In 2014, a data breach into OPM’s systems exposed personally identifiable information for over 20 million individuals, including Federal employees and their families, job applicants, and contractors, creating one of the biggest national security threats in decades and requiring the Federal Government to pay for credit monitoring for 10 years. In 2007, OPM issued a stop work order marking its fourth consecutive failure to automate its retirement processing function. Since then, OPM has not attempted this effort again, and instead relies on manual reviews. From 2014 to today, OPM has increased prices on background investigations by more than 40 percent, and the timeline for processing background investigations has tripled, further straining agency budgets and the ability to fill critical positions. Currently, OPM is working to reduce an inventory that has grown to approximately 725,000 cases.
There is no significant benefit obtained from having these operational fee-based functions housed within the same agency that oversees the overarching policies. Further, it is in no way apparent that OPM has a comparative advantage relative to other Federal entities in the management of information technology or contractual services. Also, in selling human resources and IT products to those agencies whose personnel practices it monitors, OPM is in a position that can lend the appearance of a conflict of interest.
Achieving the End-State Vision
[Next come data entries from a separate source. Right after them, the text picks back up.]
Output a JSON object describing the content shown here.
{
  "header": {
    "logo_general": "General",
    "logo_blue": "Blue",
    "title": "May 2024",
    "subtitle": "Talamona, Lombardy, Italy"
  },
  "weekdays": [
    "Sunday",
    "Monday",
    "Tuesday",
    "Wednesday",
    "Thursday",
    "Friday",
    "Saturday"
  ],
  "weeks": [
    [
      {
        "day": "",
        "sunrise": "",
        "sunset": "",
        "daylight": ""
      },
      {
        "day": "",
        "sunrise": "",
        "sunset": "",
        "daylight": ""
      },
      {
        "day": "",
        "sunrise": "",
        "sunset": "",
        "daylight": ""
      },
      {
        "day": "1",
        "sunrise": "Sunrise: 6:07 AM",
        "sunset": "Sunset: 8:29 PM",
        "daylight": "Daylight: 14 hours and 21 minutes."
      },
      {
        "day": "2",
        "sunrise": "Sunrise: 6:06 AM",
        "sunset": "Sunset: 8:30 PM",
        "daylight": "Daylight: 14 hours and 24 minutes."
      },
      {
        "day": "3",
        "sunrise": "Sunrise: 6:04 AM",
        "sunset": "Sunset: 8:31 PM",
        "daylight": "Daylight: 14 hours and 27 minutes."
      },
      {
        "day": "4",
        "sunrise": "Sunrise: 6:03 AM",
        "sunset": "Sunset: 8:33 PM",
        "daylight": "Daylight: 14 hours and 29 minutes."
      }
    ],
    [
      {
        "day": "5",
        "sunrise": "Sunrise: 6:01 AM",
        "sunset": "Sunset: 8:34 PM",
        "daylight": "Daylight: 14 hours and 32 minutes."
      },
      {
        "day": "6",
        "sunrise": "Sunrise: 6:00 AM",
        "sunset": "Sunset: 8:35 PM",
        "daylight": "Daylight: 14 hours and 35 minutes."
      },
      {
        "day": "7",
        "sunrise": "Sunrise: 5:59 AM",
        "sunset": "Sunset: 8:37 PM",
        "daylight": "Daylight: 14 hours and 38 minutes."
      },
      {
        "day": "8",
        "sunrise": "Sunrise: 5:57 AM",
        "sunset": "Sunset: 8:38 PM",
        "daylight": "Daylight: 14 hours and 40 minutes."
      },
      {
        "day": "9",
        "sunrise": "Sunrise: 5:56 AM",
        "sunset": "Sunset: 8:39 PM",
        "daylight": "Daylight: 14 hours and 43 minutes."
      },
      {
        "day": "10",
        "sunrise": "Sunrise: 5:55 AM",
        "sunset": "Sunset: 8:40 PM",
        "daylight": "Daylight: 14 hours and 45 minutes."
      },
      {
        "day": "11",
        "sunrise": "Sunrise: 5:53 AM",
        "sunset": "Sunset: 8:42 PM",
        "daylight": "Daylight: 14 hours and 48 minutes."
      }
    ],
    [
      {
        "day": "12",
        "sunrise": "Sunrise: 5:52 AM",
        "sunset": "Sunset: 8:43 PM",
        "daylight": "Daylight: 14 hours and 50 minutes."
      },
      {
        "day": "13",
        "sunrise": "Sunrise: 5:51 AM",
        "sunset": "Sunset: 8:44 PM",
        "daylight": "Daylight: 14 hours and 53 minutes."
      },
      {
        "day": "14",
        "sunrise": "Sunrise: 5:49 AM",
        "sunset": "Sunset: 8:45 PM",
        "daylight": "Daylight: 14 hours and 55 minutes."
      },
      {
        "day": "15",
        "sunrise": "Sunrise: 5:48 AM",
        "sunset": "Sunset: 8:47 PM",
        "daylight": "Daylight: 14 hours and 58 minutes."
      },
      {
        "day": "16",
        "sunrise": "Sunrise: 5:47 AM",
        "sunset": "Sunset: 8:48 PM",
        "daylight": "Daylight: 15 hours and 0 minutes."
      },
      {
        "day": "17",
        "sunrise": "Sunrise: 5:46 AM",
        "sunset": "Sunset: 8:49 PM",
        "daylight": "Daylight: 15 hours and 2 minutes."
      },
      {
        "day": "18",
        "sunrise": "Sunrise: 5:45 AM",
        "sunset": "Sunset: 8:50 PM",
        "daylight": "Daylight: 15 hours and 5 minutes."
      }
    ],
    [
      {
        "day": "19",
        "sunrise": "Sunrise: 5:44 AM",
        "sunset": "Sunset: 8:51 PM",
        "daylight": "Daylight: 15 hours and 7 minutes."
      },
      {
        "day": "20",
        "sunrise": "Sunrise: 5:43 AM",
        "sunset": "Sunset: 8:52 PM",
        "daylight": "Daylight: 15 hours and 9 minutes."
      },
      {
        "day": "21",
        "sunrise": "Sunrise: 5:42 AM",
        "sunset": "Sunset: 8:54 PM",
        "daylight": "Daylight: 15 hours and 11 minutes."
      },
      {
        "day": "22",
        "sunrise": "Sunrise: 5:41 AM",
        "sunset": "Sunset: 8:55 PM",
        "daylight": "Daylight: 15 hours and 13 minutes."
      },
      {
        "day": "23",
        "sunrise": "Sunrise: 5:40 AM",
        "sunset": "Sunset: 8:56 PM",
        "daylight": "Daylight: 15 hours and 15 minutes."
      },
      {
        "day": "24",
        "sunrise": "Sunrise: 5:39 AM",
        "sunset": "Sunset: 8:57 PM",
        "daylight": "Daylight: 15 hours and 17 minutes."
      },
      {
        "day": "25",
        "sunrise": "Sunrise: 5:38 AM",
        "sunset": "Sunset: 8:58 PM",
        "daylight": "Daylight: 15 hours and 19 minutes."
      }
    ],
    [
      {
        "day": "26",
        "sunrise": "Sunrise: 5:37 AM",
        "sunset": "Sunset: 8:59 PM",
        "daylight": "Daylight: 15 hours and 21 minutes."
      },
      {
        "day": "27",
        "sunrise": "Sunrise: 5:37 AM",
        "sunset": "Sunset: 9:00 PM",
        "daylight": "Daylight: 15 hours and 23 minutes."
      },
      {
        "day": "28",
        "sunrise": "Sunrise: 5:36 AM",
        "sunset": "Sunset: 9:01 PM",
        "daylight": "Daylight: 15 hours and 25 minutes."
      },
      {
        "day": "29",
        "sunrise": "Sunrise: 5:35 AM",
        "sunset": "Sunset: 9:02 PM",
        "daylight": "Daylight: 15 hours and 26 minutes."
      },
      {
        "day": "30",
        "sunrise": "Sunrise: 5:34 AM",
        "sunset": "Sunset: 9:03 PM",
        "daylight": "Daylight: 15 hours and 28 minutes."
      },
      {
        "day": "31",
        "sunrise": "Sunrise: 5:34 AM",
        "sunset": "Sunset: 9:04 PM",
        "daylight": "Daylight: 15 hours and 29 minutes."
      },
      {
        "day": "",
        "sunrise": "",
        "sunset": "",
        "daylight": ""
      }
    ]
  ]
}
Achieving this vision may entail both legislation and administrative actions to transfer and/or delegate certain basic OPM functions, resources, and authorities. This includes moving peripheral functions to other agencies, and moving core policy units into the EOP. There would also be a change-management and capacity-building process, led by the Director of the Office of Management and Budget and the Director of OPM, to transform and elevate the organization. Fully and effectively achieving the end-state vision presented here would necessarily require a partnership with the Congress, including the granting of statutory authorities as necessary.